Items from an interface collection
☆ ☆ ☆

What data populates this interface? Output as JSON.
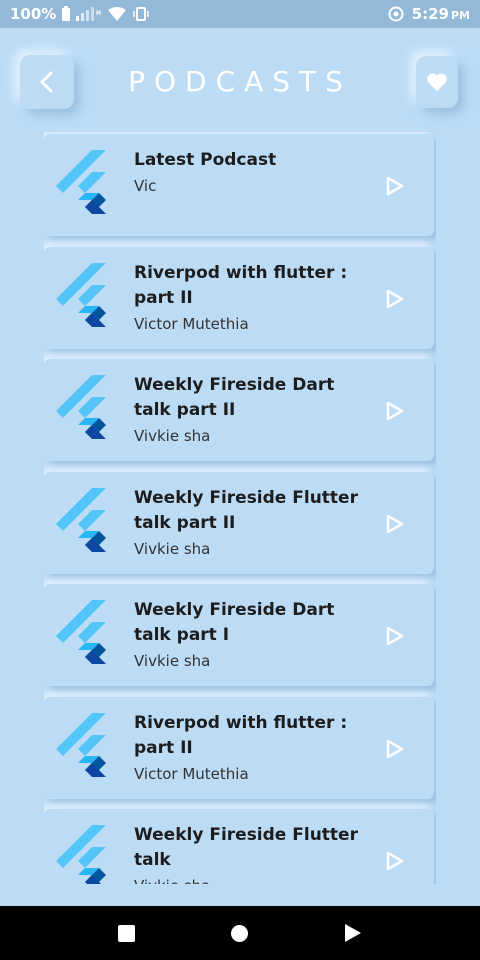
{
  "status_bar": {
    "battery_percent": "100%",
    "time": "5:29",
    "ampm": "PM"
  },
  "header": {
    "title": "PODCASTS",
    "back_icon": "chevron-left-icon",
    "favorite_icon": "heart-icon"
  },
  "podcasts": [
    {
      "title": "Latest Podcast",
      "author": "Vic"
    },
    {
      "title": "Riverpod with flutter : part II",
      "author": "Victor Mutethia"
    },
    {
      "title": "Weekly Fireside Dart talk part II",
      "author": "Vivkie sha"
    },
    {
      "title": "Weekly Fireside Flutter talk part II",
      "author": "Vivkie sha"
    },
    {
      "title": "Weekly Fireside Dart talk part I",
      "author": "Vivkie sha"
    },
    {
      "title": "Riverpod with flutter : part II",
      "author": "Victor Mutethia"
    },
    {
      "title": "Weekly Fireside Flutter talk",
      "author": "Vivkie sha"
    }
  ],
  "colors": {
    "background": "#bcdcf6",
    "status_bar": "#93b8d8",
    "flutter_light": "#54c5f8",
    "flutter_dark": "#01579b",
    "flutter_mid": "#29b6f6"
  }
}
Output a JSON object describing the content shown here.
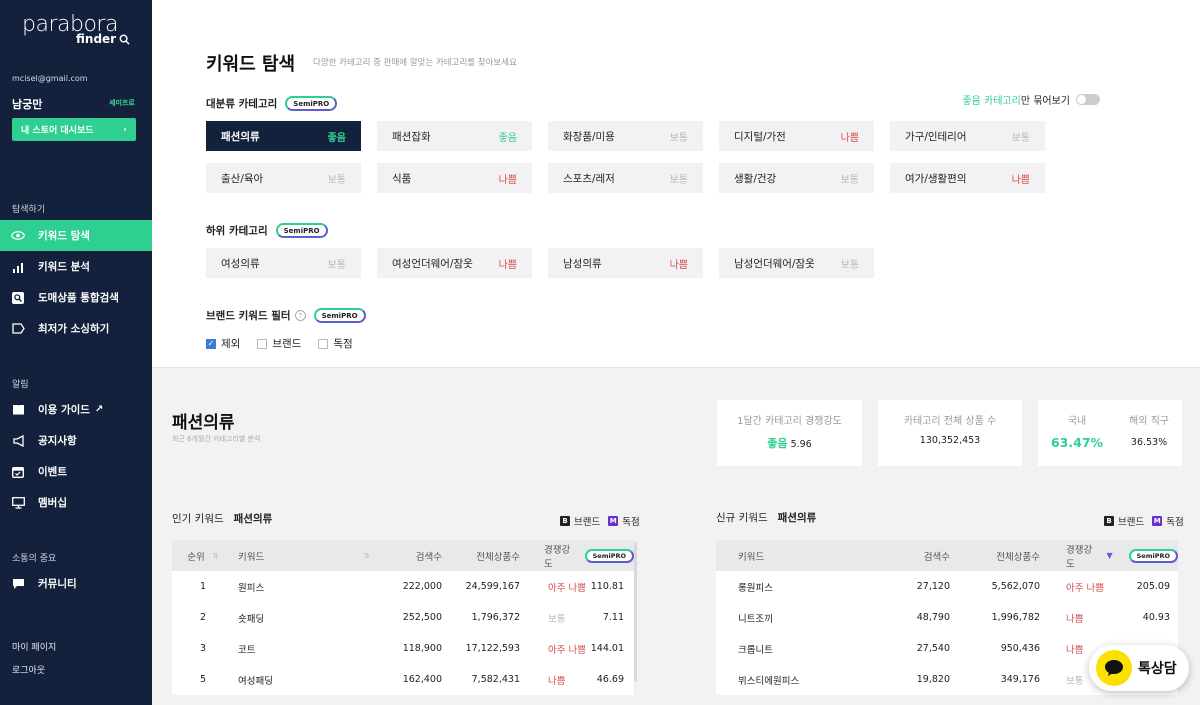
{
  "sidebar": {
    "logo": "parabora",
    "logo_sub": "finder",
    "email": "mcisel@gmail.com",
    "user_name": "남궁만",
    "plan": "세미프로",
    "store_button": "내 스토어 대시보드",
    "explore_section": "탐색하기",
    "nav": [
      {
        "label": "키워드 탐색",
        "icon": "eye-icon"
      },
      {
        "label": "키워드 분석",
        "icon": "chart-icon"
      },
      {
        "label": "도매상품 통합검색",
        "icon": "search-box-icon"
      },
      {
        "label": "최저가 소싱하기",
        "icon": "tag-icon"
      }
    ],
    "notice_section": "알림",
    "notice_nav": [
      {
        "label": "이용 가이드",
        "icon": "book-icon"
      },
      {
        "label": "공지사항",
        "icon": "megaphone-icon"
      },
      {
        "label": "이벤트",
        "icon": "calendar-icon"
      },
      {
        "label": "멤버십",
        "icon": "monitor-icon"
      }
    ],
    "community_section": "소통의 중요",
    "community_item": "커뮤니티",
    "mypage": "마이 페이지",
    "logout": "로그아웃"
  },
  "header": {
    "title": "키워드 탐색",
    "description": "다양한 카테고리 중 판매에 알맞는 카테고리를 찾아보세요",
    "toggle_green": "좋음 카테고리",
    "toggle_rest": "만 묶어보기"
  },
  "badge": "SemiPRO",
  "main_category": {
    "label": "대분류 카테고리",
    "items": [
      {
        "name": "패션의류",
        "status": "좋음",
        "level": "good",
        "selected": true
      },
      {
        "name": "패션잡화",
        "status": "좋음",
        "level": "good"
      },
      {
        "name": "화장품/미용",
        "status": "보통",
        "level": "normal"
      },
      {
        "name": "디지털/가전",
        "status": "나쁨",
        "level": "bad"
      },
      {
        "name": "가구/인테리어",
        "status": "보통",
        "level": "normal"
      },
      {
        "name": "출산/육아",
        "status": "보통",
        "level": "normal"
      },
      {
        "name": "식품",
        "status": "나쁨",
        "level": "bad"
      },
      {
        "name": "스포츠/레저",
        "status": "보통",
        "level": "normal"
      },
      {
        "name": "생활/건강",
        "status": "보통",
        "level": "normal"
      },
      {
        "name": "여가/생활편의",
        "status": "나쁨",
        "level": "bad"
      }
    ]
  },
  "sub_category": {
    "label": "하위 카테고리",
    "items": [
      {
        "name": "여성의류",
        "status": "보통",
        "level": "normal"
      },
      {
        "name": "여성언더웨어/잠옷",
        "status": "나쁨",
        "level": "bad"
      },
      {
        "name": "남성의류",
        "status": "나쁨",
        "level": "bad"
      },
      {
        "name": "남성언더웨어/잠옷",
        "status": "보통",
        "level": "normal"
      }
    ]
  },
  "brand_filter": {
    "label": "브랜드 키워드 필터",
    "options": [
      {
        "label": "제외",
        "checked": true
      },
      {
        "label": "브랜드",
        "checked": false
      },
      {
        "label": "독점",
        "checked": false
      }
    ]
  },
  "summary": {
    "title": "패션의류",
    "subtitle": "최근 6개월간 카테고리별 분석",
    "competition_label": "1달간 카테고리 경쟁강도",
    "competition_status": "좋음",
    "competition_value": "5.96",
    "total_label": "카테고리 전체 상품 수",
    "total_value": "130,352,453",
    "domestic_label": "국내",
    "domestic_value": "63.47%",
    "overseas_label": "해외 직구",
    "overseas_value": "36.53%"
  },
  "legend": {
    "brand": "브랜드",
    "exclusive": "독점",
    "brand_letter": "B",
    "exclusive_letter": "M",
    "brand_color": "#222222",
    "exclusive_color": "#6a2fc8"
  },
  "popular": {
    "title": "인기 키워드",
    "category": "패션의류",
    "columns": [
      "순위",
      "키워드",
      "검색수",
      "전체상품수",
      "경쟁강도"
    ],
    "rows": [
      {
        "rank": "1",
        "keyword": "원피스",
        "search": "222,000",
        "products": "24,599,167",
        "level_text": "아주 나쁨",
        "level": "bad",
        "score": "110.81"
      },
      {
        "rank": "2",
        "keyword": "숏패딩",
        "search": "252,500",
        "products": "1,796,372",
        "level_text": "보통",
        "level": "normal",
        "score": "7.11"
      },
      {
        "rank": "3",
        "keyword": "코트",
        "search": "118,900",
        "products": "17,122,593",
        "level_text": "아주 나쁨",
        "level": "bad",
        "score": "144.01"
      },
      {
        "rank": "5",
        "keyword": "여성패딩",
        "search": "162,400",
        "products": "7,582,431",
        "level_text": "나쁨",
        "level": "bad",
        "score": "46.69"
      }
    ]
  },
  "new": {
    "title": "신규 키워드",
    "category": "패션의류",
    "columns": [
      "키워드",
      "검색수",
      "전체상품수",
      "경쟁강도"
    ],
    "rows": [
      {
        "keyword": "롱원피스",
        "search": "27,120",
        "products": "5,562,070",
        "level_text": "아주 나쁨",
        "level": "bad",
        "score": "205.09"
      },
      {
        "keyword": "니트조끼",
        "search": "48,790",
        "products": "1,996,782",
        "level_text": "나쁨",
        "level": "bad",
        "score": "40.93"
      },
      {
        "keyword": "크롭니트",
        "search": "27,540",
        "products": "950,436",
        "level_text": "나쁨",
        "level": "bad",
        "score": ""
      },
      {
        "keyword": "뷔스티에원피스",
        "search": "19,820",
        "products": "349,176",
        "level_text": "보통",
        "level": "normal",
        "score": ""
      }
    ]
  },
  "chat": {
    "label": "톡상담",
    "bubble_color": "#fae100"
  }
}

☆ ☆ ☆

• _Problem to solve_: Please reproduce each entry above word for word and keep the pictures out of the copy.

• _Task response_:
What data populates this interface? Output as JSON.
{
  "status_bar": {
    "battery_percent": "100%",
    "time": "5:29",
    "ampm": "PM"
  },
  "header": {
    "title": "PODCASTS",
    "back_icon": "chevron-left-icon",
    "favorite_icon": "heart-icon"
  },
  "podcasts": [
    {
      "title": "Latest Podcast",
      "author": "Vic"
    },
    {
      "title": "Riverpod with flutter : part II",
      "author": "Victor Mutethia"
    },
    {
      "title": "Weekly Fireside Dart talk part II",
      "author": "Vivkie sha"
    },
    {
      "title": "Weekly Fireside Flutter talk part II",
      "author": "Vivkie sha"
    },
    {
      "title": "Weekly Fireside Dart talk part I",
      "author": "Vivkie sha"
    },
    {
      "title": "Riverpod with flutter : part II",
      "author": "Victor Mutethia"
    },
    {
      "title": "Weekly Fireside Flutter talk",
      "author": "Vivkie sha"
    }
  ],
  "colors": {
    "background": "#bcdcf6",
    "status_bar": "#93b8d8",
    "flutter_light": "#54c5f8",
    "flutter_dark": "#01579b",
    "flutter_mid": "#29b6f6"
  }
}
Output a JSON object describing the content shown here.
{
  "sidebar": {
    "logo": "parabora",
    "logo_sub": "finder",
    "email": "mcisel@gmail.com",
    "user_name": "남궁만",
    "plan": "세미프로",
    "store_button": "내 스토어 대시보드",
    "explore_section": "탐색하기",
    "nav": [
      {
        "label": "키워드 탐색",
        "icon": "eye-icon"
      },
      {
        "label": "키워드 분석",
        "icon": "chart-icon"
      },
      {
        "label": "도매상품 통합검색",
        "icon": "search-box-icon"
      },
      {
        "label": "최저가 소싱하기",
        "icon": "tag-icon"
      }
    ],
    "notice_section": "알림",
    "notice_nav": [
      {
        "label": "이용 가이드",
        "icon": "book-icon"
      },
      {
        "label": "공지사항",
        "icon": "megaphone-icon"
      },
      {
        "label": "이벤트",
        "icon": "calendar-icon"
      },
      {
        "label": "멤버십",
        "icon": "monitor-icon"
      }
    ],
    "community_section": "소통의 중요",
    "community_item": "커뮤니티",
    "mypage": "마이 페이지",
    "logout": "로그아웃"
  },
  "header": {
    "title": "키워드 탐색",
    "description": "다양한 카테고리 중 판매에 알맞는 카테고리를 찾아보세요",
    "toggle_green": "좋음 카테고리",
    "toggle_rest": "만 묶어보기"
  },
  "badge": "SemiPRO",
  "main_category": {
    "label": "대분류 카테고리",
    "items": [
      {
        "name": "패션의류",
        "status": "좋음",
        "level": "good",
        "selected": true
      },
      {
        "name": "패션잡화",
        "status": "좋음",
        "level": "good"
      },
      {
        "name": "화장품/미용",
        "status": "보통",
        "level": "normal"
      },
      {
        "name": "디지털/가전",
        "status": "나쁨",
        "level": "bad"
      },
      {
        "name": "가구/인테리어",
        "status": "보통",
        "level": "normal"
      },
      {
        "name": "출산/육아",
        "status": "보통",
        "level": "normal"
      },
      {
        "name": "식품",
        "status": "나쁨",
        "level": "bad"
      },
      {
        "name": "스포츠/레저",
        "status": "보통",
        "level": "normal"
      },
      {
        "name": "생활/건강",
        "status": "보통",
        "level": "normal"
      },
      {
        "name": "여가/생활편의",
        "status": "나쁨",
        "level": "bad"
      }
    ]
  },
  "sub_category": {
    "label": "하위 카테고리",
    "items": [
      {
        "name": "여성의류",
        "status": "보통",
        "level": "normal"
      },
      {
        "name": "여성언더웨어/잠옷",
        "status": "나쁨",
        "level": "bad"
      },
      {
        "name": "남성의류",
        "status": "나쁨",
        "level": "bad"
      },
      {
        "name": "남성언더웨어/잠옷",
        "status": "보통",
        "level": "normal"
      }
    ]
  },
  "brand_filter": {
    "label": "브랜드 키워드 필터",
    "options": [
      {
        "label": "제외",
        "checked": true
      },
      {
        "label": "브랜드",
        "checked": false
      },
      {
        "label": "독점",
        "checked": false
      }
    ]
  },
  "summary": {
    "title": "패션의류",
    "subtitle": "최근 6개월간 카테고리별 분석",
    "competition_label": "1달간 카테고리 경쟁강도",
    "competition_status": "좋음",
    "competition_value": "5.96",
    "total_label": "카테고리 전체 상품 수",
    "total_value": "130,352,453",
    "domestic_label": "국내",
    "domestic_value": "63.47%",
    "overseas_label": "해외 직구",
    "overseas_value": "36.53%"
  },
  "legend": {
    "brand": "브랜드",
    "exclusive": "독점",
    "brand_letter": "B",
    "exclusive_letter": "M",
    "brand_color": "#222222",
    "exclusive_color": "#6a2fc8"
  },
  "popular": {
    "title": "인기 키워드",
    "category": "패션의류",
    "columns": [
      "순위",
      "키워드",
      "검색수",
      "전체상품수",
      "경쟁강도"
    ],
    "rows": [
      {
        "rank": "1",
        "keyword": "원피스",
        "search": "222,000",
        "products": "24,599,167",
        "level_text": "아주 나쁨",
        "level": "bad",
        "score": "110.81"
      },
      {
        "rank": "2",
        "keyword": "숏패딩",
        "search": "252,500",
        "products": "1,796,372",
        "level_text": "보통",
        "level": "normal",
        "score": "7.11"
      },
      {
        "rank": "3",
        "keyword": "코트",
        "search": "118,900",
        "products": "17,122,593",
        "level_text": "아주 나쁨",
        "level": "bad",
        "score": "144.01"
      },
      {
        "rank": "5",
        "keyword": "여성패딩",
        "search": "162,400",
        "products": "7,582,431",
        "level_text": "나쁨",
        "level": "bad",
        "score": "46.69"
      }
    ]
  },
  "new": {
    "title": "신규 키워드",
    "category": "패션의류",
    "columns": [
      "키워드",
      "검색수",
      "전체상품수",
      "경쟁강도"
    ],
    "rows": [
      {
        "keyword": "롱원피스",
        "search": "27,120",
        "products": "5,562,070",
        "level_text": "아주 나쁨",
        "level": "bad",
        "score": "205.09"
      },
      {
        "keyword": "니트조끼",
        "search": "48,790",
        "products": "1,996,782",
        "level_text": "나쁨",
        "level": "bad",
        "score": "40.93"
      },
      {
        "keyword": "크롭니트",
        "search": "27,540",
        "products": "950,436",
        "level_text": "나쁨",
        "level": "bad",
        "score": ""
      },
      {
        "keyword": "뷔스티에원피스",
        "search": "19,820",
        "products": "349,176",
        "level_text": "보통",
        "level": "normal",
        "score": ""
      }
    ]
  },
  "chat": {
    "label": "톡상담",
    "bubble_color": "#fae100"
  }
}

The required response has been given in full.